→ **WHAT YOU WILL DO**:
Every record, from first to last, should be written out again exactly.

(Saved data entries)
------------------------------------------------------------------------

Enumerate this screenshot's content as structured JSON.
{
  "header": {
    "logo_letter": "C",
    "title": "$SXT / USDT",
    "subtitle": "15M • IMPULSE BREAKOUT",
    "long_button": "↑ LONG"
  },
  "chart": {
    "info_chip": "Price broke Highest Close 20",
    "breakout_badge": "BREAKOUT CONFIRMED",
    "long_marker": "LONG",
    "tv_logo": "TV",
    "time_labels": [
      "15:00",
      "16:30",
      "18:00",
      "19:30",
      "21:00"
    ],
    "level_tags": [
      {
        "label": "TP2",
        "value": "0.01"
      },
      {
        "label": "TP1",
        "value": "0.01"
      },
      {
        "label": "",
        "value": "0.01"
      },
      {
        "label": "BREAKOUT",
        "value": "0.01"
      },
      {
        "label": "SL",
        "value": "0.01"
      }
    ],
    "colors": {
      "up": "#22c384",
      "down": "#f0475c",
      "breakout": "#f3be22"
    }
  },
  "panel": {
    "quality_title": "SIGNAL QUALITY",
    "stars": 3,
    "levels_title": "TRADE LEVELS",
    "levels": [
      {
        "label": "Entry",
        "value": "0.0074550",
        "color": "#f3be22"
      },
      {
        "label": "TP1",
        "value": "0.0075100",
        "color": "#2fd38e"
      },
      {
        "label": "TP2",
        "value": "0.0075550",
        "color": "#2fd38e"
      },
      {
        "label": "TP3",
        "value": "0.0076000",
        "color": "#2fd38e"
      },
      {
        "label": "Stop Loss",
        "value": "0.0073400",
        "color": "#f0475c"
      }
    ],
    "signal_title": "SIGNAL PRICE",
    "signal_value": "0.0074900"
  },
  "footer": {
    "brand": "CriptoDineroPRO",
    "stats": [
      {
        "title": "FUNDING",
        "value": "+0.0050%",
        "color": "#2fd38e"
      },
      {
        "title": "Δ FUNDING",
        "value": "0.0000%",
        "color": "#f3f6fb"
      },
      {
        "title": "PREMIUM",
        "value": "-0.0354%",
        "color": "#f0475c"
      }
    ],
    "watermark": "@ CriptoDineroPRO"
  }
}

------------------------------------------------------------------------

→ **ANSWER AREA**:
Enumerate this screenshot's content as structured JSON.
{
  "header": {
    "logo_letter": "C",
    "title": "$SXT / USDT",
    "subtitle": "15M • IMPULSE BREAKOUT",
    "long_button": "↑ LONG"
  },
  "chart": {
    "info_chip": "Price broke Highest Close 20",
    "breakout_badge": "BREAKOUT CONFIRMED",
    "long_marker": "LONG",
    "tv_logo": "TV",
    "time_labels": [
      "15:00",
      "16:30",
      "18:00",
      "19:30",
      "21:00"
    ],
    "level_tags": [
      {
        "label": "TP2",
        "value": "0.01"
      },
      {
        "label": "TP1",
        "value": "0.01"
      },
      {
        "label": "",
        "value": "0.01"
      },
      {
        "label": "BREAKOUT",
        "value": "0.01"
      },
      {
        "label": "SL",
        "value": "0.01"
      }
    ],
    "colors": {
      "up": "#22c384",
      "down": "#f0475c",
      "breakout": "#f3be22"
    }
  },
  "panel": {
    "quality_title": "SIGNAL QUALITY",
    "stars": 3,
    "levels_title": "TRADE LEVELS",
    "levels": [
      {
        "label": "Entry",
        "value": "0.0074550",
        "color": "#f3be22"
      },
      {
        "label": "TP1",
        "value": "0.0075100",
        "color": "#2fd38e"
      },
      {
        "label": "TP2",
        "value": "0.0075550",
        "color": "#2fd38e"
      },
      {
        "label": "TP3",
        "value": "0.0076000",
        "color": "#2fd38e"
      },
      {
        "label": "Stop Loss",
        "value": "0.0073400",
        "color": "#f0475c"
      }
    ],
    "signal_title": "SIGNAL PRICE",
    "signal_value": "0.0074900"
  },
  "footer": {
    "brand": "CriptoDineroPRO",
    "stats": [
      {
        "title": "FUNDING",
        "value": "+0.0050%",
        "color": "#2fd38e"
      },
      {
        "title": "Δ FUNDING",
        "value": "0.0000%",
        "color": "#f3f6fb"
      },
      {
        "title": "PREMIUM",
        "value": "-0.0354%",
        "color": "#f0475c"
      }
    ],
    "watermark": "@ CriptoDineroPRO"
  }
}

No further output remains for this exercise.